Italian national carrier Alitalia faces a strike by multiple trade unions and professional associations Feb. 23 that will force it to cancel 60% of flights that day.
The walkout by unions representing some pilots, cabin crews and other staff will last for 24 hours, while other groups plan a more limited, four-hour walkout. The strike is being planned despite the airline being at a “critical” stage, according to its CEO, and in dire need of a more sustainable financial base.
Alitalia declined to go into reasons for the dispute, but Italy’s national news agency ANSA said the unions described the strike as “the only democratic tool to safeguard workers’ rights at this time.”

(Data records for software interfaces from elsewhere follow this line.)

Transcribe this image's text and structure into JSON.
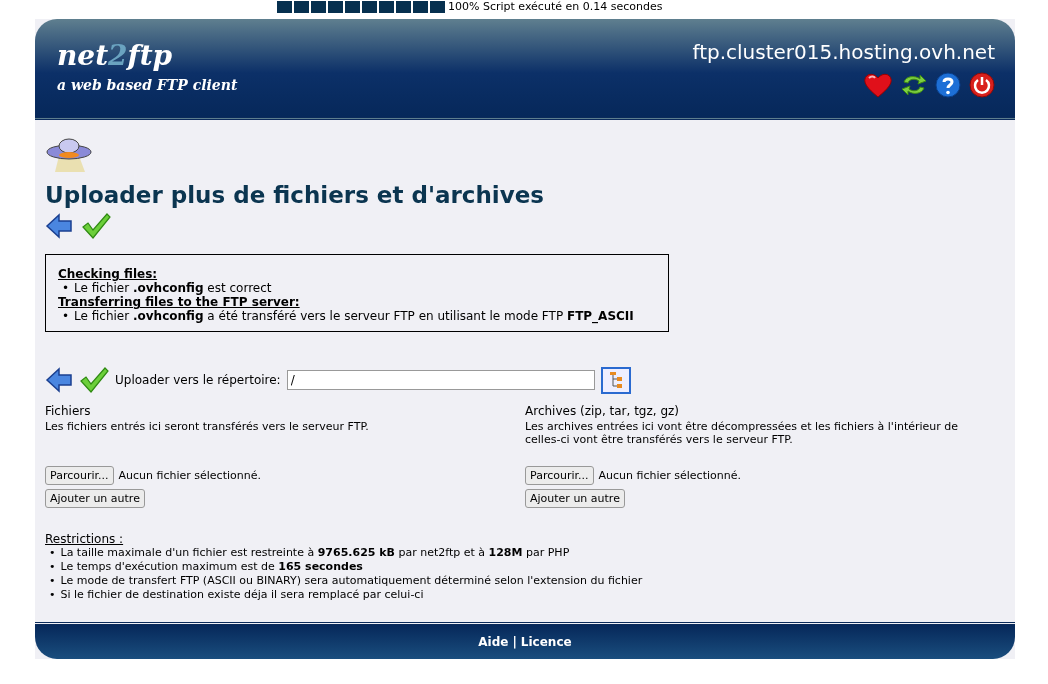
{
  "status": {
    "level": 1,
    "text": "100% Script exécuté en 0.14 secondes"
  },
  "header": {
    "logo": [
      "net",
      "2",
      "ftp"
    ],
    "tagline": "a web based FTP client",
    "server": "ftp.cluster015.hosting.ovh.net"
  },
  "bullet": "•",
  "page_title": "Uploader plus de fichiers et d'archives",
  "messages": [
    {
      "heading": "Checking files:",
      "items": [
        "Le fichier **.ovhconfig** est correct"
      ]
    },
    {
      "heading": "Transferring files to the FTP server:",
      "items": [
        "Le fichier **.ovhconfig** a été transféré vers le serveur FTP en utilisant le mode FTP **FTP_ASCII**"
      ]
    }
  ],
  "upload": {
    "label": "Uploader vers le répertoire:",
    "directory": "/"
  },
  "columns": [
    {
      "title": "Fichiers",
      "description": "Les fichiers entrés ici seront transférés vers le serveur FTP.",
      "browse_button": "Parcourir...",
      "file_status": "Aucun fichier sélectionné.",
      "add_button": "Ajouter un autre"
    },
    {
      "title": "Archives (zip, tar, tgz, gz)",
      "description": "Les archives entrées ici vont être décompressées et les fichiers à l'intérieur de celles-ci vont être transférés vers le serveur FTP.",
      "browse_button": "Parcourir...",
      "file_status": "Aucun fichier sélectionné.",
      "add_button": "Ajouter un autre"
    }
  ],
  "restrictions": {
    "title": "Restrictions :",
    "items": [
      "La taille maximale d'un fichier est restreinte à **9765.625 kB** par net2ftp et à **128M** par PHP",
      "Le temps d'exécution maximum est de **165 secondes**",
      "Le mode de transfert FTP (ASCII ou BINARY) sera automatiquement déterminé selon l'extension du fichier",
      "Si le fichier de destination existe déja il sera remplacé par celui-ci"
    ]
  },
  "footer": {
    "links": [
      "Aide",
      "Licence"
    ],
    "separator": "|"
  }
}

The Italian national carrier is losing money heavily and is trying to find ways of cutting costs. Job cuts are anticipated, which has angered several unions. The airline has to present a new business plan to government ministers by the end of this month.
Alitalia said Feb.21 that flights scheduled to operate during the peak periods of 7 a.m.-10 a.m. and 6 p.m.-9 p.m. on Feb. 23 would do so. Passengers whose flights were disrupted by the dispute would be rebooked onto the first available services.
Additionally, the airline plans to operate larger-than-normal aircraft on several domestic and international routes on Feb. 23, in order to make maximum use of flights it is able to operate.
Alitalia has said it needs to improve its existing financial position in order to secure continued support from its major shareholders. CEO Cramer Ball said in December 2016 that the next two months were “critical” and that “radical changes” were needed at the company.